What the task asks - Search each line of the data for the word "image"; copy every line where it is found.
■ ■ ■ ■
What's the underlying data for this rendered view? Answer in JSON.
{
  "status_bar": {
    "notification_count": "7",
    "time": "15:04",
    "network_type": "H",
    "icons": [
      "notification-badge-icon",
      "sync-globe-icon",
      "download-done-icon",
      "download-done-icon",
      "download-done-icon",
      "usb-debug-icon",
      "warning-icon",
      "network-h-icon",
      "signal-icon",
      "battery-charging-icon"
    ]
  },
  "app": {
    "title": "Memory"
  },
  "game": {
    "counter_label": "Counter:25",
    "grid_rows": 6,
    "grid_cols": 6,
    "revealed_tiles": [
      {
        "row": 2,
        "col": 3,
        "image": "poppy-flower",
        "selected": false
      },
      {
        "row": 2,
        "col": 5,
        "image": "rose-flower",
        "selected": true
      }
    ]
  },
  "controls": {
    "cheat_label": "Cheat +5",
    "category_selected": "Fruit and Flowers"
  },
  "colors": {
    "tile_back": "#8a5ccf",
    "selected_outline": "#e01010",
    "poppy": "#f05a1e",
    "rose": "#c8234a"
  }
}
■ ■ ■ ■
Output below -
        "image": "poppy-flower",
        "image": "rose-flower",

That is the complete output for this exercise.